Pitchfork even rocked … the fork itself
By MARK GUARINO The Chicago Sun-Times
Midway through the set that ended the Pitchfork Music Festival Sunday, Flaming Lips frontman Wayne Coyne had a word to say about the food.
“Even the food you get at this festival is [expletive] top notch!” he said.
That endorsement must have had the ears of the festival organizers ringing, because the lifestyle component has become one of the major factors that was designed to make Pitchfork stand out from many of its competitors, from city street fairs to more corporate-oriented destination festivals like Lollapalooza or Coachella.
A large swath of Union Park was absent of music; instead of stages were booths housing local artisans, non-profits, record dealers and independent labels, all selling their wares. Flatstock, a traveling show featuring original poster art from printmakers and artisans from all over the country, stretched almost a full city block. Nearby were food vendors ranging from Whole Foods to Big Bite catering to the Abbey Pub.
Pitchfork director Mike Reed said the organization tapped vendors whose “aesthetic overlaps into our demographic.” The pursuit was not difficult because more often than not, he said, “they were aware of us and we were aware of them.”
Lifestyle activities and retail fairs are a booming component to summer destination festivals, giving ticket holders a chance to wind down between music sets and connect with a larger community they might otherwise not find so accessible back home.
For retailers, festivals provide opportune exposure in a closed environment: Where else do you have consumers locked into one area for ten hours with no other choice but to purchase your brand of beer?
Pitchfork, however, is innovating the dynamic of festival commerce by opening a significant amount of lawn space to non-profits, who are, in turn, tapped to help volunteer for the festival. Besides local charity organizations like Rock for Kids and Literacy Works, Pitchfork also invited representatives from national organizations like the United Way and AmeriCorps, to set up booths.

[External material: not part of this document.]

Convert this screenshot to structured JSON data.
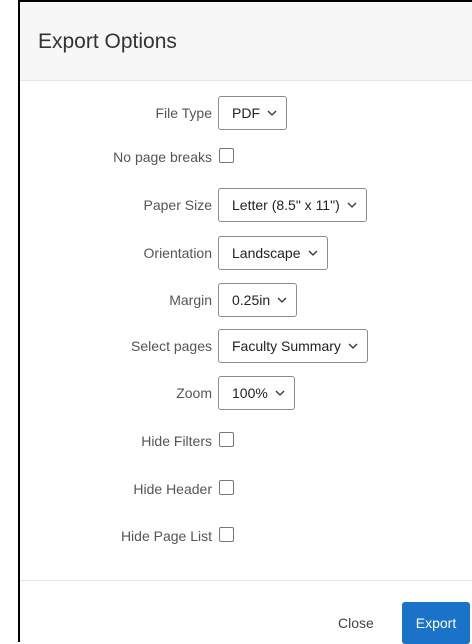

“This festival is very oriented for nonprofits,” said Jane Winebrenner, director of communications for Saving Shelter Pets, a national organization that works to rescue animals from overpopulated high-kill shelters, particularly in Atlanta. She said Pitchfork waived the $1,000 booth fee because the organization brought along 25 of its supporters to volunteer for the festival.
“A lot of our volunteers don’t necessarily have a lot of money … so it’s a way to reward them,” she said. “We’re all music fans, which means that the festival has the right kind of people who resonate with our cause.”
Pitchfork is also providing tables to businesses that otherwise could never afford such premium exposure.
That includes PlusTapes.com, a cassette-only music label that was launched last year. According to founder Dustin Drase, 31 of Chicago, the due to concerns about cost, the label’s titles only get a run of 100 copies; they were selling at Pitchfork for $5 each.
“This is just because I’d like to get [the music] out there,” he said. “It’s a labor of love. We’re not getting rich off it.”
One demographic the independent retailers may not otherwise connect with is young parents. That was remedied at Pitchfork due to the high volume of stroller-pushing music fans who kept their kids busy by visiting vendor booths and moving from stage to stage.
Ken and Theresa Callero, both 32 from Oak Park, watched indie duo Matt and Kim from afar while their children — a four-year-old boy and two-year-old girl — played. Theresa Callero, who held the couple’s newborn infant, said it was the first time they brought their children to a festival and “it actually works.”
Ken Callero said it was part of their efforts to expose their children to music at a young age. “They’re listening to music all the time,” he said. “We’re music fans and we want our kids to be music fans.”